I’m still rather overexcited about the launch of pre-orders for my first major factory-produced collection! Yesterday’s post tackled my reasons for moving away from sewing solely in-house and today I’ll be addressing the creative process behind my ‘Ara’ and ‘Carina’ collections’.
Admittedly, the title of this blog post is a little misleading; there wasn’t a vast amount of designing involved in these collections. All of the garment patterns and shapes are based on previous designs. This isn’t out of laziness, so much as practicality and avoiding risk as much. These are garments that I know fit well and that have sold well in the past. Cutting, grading and fitting garments from scratch would have been a costly and, all things considered, unnecessary. I know that these styles can be relied on as they’ve been continually perfected and improved upon every season. Preparing designs for production is incredibly time consuming; unlike when I sew something myself, a factory requires extensive technical files, detailing every single individual stitch, measurement, elastic tension of every garment. The technical packs alone for this run took me weeks to complete. Working with familiar garments made life a lot easier!
The shapes that informed this collection include the ‘Sayuri’ set from my AW14 collection and what originated as the ‘Monika’ set from my AW13 (though the latter differs quite dramatically in its current incarnation!). These are all shapes that are somewhat ‘signature’ to my brand and it was important for me that this first major run still be recognizable as ‘Karolina Laskowska’ pieces.
One of the most important areas of design to me is the choice of fabrics; this has always been crucial to my brand and what I truly believe sets me aside from other designers at a similar market level. Although I wanted to bring customers lingerie at a lower price point, I didn’t want to do it at the expense of beautiful fabrics. I decided that rather than continuing with kimono silks, as I previously used in the ‘Sayuri’ collections, I wanted to focus on beautiful lace.
The black and gold lace used in the ‘Ara’ sets is quite possibly my favourite lace in the entire contemporary lace market. It’s made in the UK by the last remaining leavers lace manufacturer: Cluny, who are still owned by the same family in its 6th and 7th generations. Cluny specialise in cotton laces, which are typically heavier and arguably a little more ‘dated’ in appearance than the lace usually used in lingerie. It’s the fact that it’s considered so atypical that initially drew me to this lace design: the cotton is soft against the skin, unlike so many scratchy modern metallic laces. The floral design is lush and dense, with the bright gold lurex highlights giving it the most wonderful opulent feel. I hope to continue using this lace for many collections to come; it’s used in several pieces in my next season and had relatively extensive use in my SS15 designs!

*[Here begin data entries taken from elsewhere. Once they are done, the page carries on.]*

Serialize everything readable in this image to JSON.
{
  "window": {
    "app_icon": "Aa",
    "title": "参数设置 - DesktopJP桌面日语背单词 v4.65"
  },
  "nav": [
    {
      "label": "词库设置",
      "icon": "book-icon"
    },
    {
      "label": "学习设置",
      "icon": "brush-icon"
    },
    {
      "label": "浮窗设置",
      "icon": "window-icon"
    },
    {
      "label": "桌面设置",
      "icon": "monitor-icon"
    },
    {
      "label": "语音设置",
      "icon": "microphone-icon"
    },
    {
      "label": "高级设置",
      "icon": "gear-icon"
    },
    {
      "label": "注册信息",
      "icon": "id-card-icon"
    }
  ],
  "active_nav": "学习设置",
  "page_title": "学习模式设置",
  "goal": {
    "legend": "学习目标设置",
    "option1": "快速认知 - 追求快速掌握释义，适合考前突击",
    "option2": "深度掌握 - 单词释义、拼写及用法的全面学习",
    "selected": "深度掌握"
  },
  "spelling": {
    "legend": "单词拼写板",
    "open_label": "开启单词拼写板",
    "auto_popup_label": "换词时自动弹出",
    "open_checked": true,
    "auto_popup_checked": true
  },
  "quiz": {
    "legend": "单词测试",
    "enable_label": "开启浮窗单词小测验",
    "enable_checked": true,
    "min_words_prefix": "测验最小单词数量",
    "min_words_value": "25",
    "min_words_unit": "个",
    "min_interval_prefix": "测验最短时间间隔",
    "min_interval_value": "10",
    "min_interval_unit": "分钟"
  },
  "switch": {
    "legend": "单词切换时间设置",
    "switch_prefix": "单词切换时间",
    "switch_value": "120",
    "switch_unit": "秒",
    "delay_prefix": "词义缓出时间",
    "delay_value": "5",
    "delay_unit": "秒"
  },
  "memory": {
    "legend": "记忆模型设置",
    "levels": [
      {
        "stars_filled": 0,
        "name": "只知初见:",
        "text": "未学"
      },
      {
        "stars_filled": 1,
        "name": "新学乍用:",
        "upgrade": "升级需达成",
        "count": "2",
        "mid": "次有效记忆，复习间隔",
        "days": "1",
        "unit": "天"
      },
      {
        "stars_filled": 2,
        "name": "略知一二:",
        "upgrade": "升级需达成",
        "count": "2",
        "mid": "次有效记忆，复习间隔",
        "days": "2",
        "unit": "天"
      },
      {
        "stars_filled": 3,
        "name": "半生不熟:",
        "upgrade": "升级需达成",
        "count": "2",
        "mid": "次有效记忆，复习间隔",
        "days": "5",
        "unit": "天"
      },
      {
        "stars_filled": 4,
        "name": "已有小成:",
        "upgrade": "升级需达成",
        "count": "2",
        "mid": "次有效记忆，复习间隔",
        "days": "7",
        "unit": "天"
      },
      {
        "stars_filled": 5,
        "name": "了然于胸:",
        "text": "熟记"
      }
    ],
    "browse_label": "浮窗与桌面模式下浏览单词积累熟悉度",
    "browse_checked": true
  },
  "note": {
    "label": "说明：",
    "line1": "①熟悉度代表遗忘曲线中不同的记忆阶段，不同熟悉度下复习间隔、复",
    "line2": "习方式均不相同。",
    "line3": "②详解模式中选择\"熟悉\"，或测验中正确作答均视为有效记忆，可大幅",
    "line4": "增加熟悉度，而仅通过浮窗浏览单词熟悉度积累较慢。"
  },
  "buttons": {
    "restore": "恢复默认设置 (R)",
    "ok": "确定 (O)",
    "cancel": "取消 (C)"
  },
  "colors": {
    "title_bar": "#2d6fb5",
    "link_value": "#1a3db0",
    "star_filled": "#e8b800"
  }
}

Meanwhile, the ‘Carina’ sets use a much lighter and more delicate chantilly lace, made in Italy. There’s not quite the same profound heritage behind it, but that fact remains that it’s a pretty design and is offset perfectly with the harness inspired strapping of these shapes. Both colourways are trimmed with a delicate Cluny cotton lace trim.
Although the harness trend is on its way out, I still opted for ‘strappy’ designs. This was out of practicality rather than trying to make any dramatic fashion statement. The adjustable bands of my bras make it possible for me to even offer wired bras by sidestepping the minimum order quantities incurred by traditional bra sizing. Bra sizes that use a bra/band incur a huge amount of variants, even for a narrow range. As my factory sets its minimums by sizes, it would have been impossible for me to afford to produce wired bras with the traditional sizing method.
I’m rather fond of the fact that the adjustability of the bra designs allow the wearer to make the bra fit them rather than trying to fit their body into a prescribed size. I will admit that it’s impossible to make one bra fit every band size, but this design does also make for relatively easy alterations. It is dramatically more complicated and expensive to produce than traditionally built bras with wings, but I’d like to think that the benefits outweigh the additional cost!
My designs’ heavy reliance on elastic has led to me getting rather obsessive with my sourcing. For this range, all of the elastic has been sourced and knitted in the UK. It’s immensely important for me to be able to guarantee its quality and to continue supporting industry in my home country, even though it realistically costs almost 6 times what it could have done by sourcing from Asia. Another area I wasn’t willing to cut back on was my metal components: all the sliders and rings are gold plated. These metal components add up to a fairly healthy chunk of each garment costs, purely because there’s so many of them: the wired bra uses 18 of them! Nevertheless, they add a lovely aesthetic to each piece and plastic or enameled rings and sliders just wouldn’t have the same effect.
All this considered, I am so pleased that I’ve managed to keep the prices of these pieces so comparatively low without compromising on quality of materials. These are designs that I’m proud to sell under my name, which is saying a lot given how much of a perfectionist I am! I’m keeping all of my fingers and toes crossed that this first run does well commercially so that I can bring the styles back in new colourways and increased size ranges. Oh, and of course make some brand new things. Though there’s very little that will stop me from doing that 😉
Which is your favourite from the new designs? Have you ever thought about the design process behind your lingerie?